In addition to supporting global attributes, there's an experimental attribute called shadowrootmode, which is available in Chromium-based browsers. It enables the HTML parser to detect and apply the <template> element as the shadow root of its parent. More details for this proposal can be found here.

Accessibility Aspects

The <template> element does not have a corresponding ARIA role or utilize aria-* attributes. In terms of accessibility, it represents nothing within the rendered view, as its content is not displayed until activated through scripting.

Associated Elements

  • <slot>

Additional Notes

  • The <template> does not render before being activated, meaning assets, JavaScript, and initial CSS cannot be preloaded. It only renders when it becomes part of the live DOM, allowing for dynamic content manipulation.

  • If a template is nested within another, activating the outer one does not automatically activate the inner ones. Each nested template must be manually activated, ensuring precise control over the content that is rendered.

  • In the past, various methods were used to create reusable templates, such as "Offscreen DOM" (using hidden attributes or display:none) and overloading <script> tags. While these techniques work, they have downsides like non-inert content, painful styling, naming collisions, and potential security issues.

  • <template> provides a standardized, efficient way to manage reusable content without the drawbacks of older methods. It's an encapsulated, render-ready container that doesn't interact with the live DOM until activated.

Browser Compatibility

For a detailed breakdown of specific browser nuances and older version support refer to the first link in the Useful Resources below.
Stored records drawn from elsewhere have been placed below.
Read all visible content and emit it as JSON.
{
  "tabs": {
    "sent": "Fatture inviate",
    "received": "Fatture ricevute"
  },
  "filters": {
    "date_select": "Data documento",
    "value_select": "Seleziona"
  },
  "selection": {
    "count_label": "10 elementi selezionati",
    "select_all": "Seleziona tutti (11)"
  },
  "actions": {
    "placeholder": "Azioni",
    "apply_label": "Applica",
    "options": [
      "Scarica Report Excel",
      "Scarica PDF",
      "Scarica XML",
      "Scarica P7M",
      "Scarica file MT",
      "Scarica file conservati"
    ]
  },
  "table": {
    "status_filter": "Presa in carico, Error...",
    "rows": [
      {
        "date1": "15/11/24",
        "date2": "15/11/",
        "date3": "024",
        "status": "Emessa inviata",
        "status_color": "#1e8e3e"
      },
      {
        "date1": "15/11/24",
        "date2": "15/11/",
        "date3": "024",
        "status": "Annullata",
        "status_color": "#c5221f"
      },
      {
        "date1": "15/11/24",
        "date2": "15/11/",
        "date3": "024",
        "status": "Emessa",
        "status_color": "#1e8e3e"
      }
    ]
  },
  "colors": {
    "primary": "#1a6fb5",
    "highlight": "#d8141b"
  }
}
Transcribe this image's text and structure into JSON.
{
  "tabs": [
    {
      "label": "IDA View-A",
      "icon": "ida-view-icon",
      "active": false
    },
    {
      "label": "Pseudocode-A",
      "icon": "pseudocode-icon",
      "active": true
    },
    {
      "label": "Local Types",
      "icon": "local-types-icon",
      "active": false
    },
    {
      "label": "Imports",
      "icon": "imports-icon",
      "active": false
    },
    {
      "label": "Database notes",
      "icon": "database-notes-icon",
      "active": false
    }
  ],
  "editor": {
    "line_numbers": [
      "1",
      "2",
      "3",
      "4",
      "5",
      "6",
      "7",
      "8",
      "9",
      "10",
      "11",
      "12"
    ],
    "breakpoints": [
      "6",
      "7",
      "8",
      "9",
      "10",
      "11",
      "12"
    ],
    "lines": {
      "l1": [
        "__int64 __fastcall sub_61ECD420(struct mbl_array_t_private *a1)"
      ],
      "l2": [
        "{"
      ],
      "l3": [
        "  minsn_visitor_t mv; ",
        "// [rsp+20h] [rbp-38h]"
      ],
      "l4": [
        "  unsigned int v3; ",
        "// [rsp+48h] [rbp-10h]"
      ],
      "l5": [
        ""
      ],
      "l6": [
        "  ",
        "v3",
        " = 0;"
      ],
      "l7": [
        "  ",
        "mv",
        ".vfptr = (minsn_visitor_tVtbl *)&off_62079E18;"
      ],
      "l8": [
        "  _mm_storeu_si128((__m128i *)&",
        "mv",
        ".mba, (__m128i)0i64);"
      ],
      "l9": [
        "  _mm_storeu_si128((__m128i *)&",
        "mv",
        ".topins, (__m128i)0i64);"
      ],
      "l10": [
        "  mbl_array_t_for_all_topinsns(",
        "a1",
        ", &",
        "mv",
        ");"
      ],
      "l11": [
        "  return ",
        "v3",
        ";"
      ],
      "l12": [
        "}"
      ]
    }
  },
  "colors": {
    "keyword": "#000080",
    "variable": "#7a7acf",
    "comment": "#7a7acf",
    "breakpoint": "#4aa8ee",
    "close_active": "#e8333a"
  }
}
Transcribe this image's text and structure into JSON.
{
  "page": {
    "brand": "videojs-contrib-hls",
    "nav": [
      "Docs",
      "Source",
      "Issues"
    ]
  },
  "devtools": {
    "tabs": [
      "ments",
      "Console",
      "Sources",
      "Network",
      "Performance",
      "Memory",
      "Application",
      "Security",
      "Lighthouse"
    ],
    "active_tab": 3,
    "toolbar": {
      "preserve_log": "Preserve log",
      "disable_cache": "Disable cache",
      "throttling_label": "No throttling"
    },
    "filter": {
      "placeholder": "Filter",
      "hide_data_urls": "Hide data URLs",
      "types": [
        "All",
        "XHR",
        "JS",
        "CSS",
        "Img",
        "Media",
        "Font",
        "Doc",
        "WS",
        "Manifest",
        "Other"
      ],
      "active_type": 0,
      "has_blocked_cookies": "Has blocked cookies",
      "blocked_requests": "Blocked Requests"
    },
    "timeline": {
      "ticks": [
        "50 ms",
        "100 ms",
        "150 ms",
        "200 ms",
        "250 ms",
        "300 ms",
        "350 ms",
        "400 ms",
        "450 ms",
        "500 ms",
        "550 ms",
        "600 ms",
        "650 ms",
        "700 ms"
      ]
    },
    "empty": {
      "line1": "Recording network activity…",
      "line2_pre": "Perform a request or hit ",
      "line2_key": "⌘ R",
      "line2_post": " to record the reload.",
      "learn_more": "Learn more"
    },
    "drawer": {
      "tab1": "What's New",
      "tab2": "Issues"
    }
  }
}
BrowserChromeEdgeSafariFirefoxOperaInternet Explorer

Useful Resources

Can I use HTML element: template

The HTML Living Standard Specification: template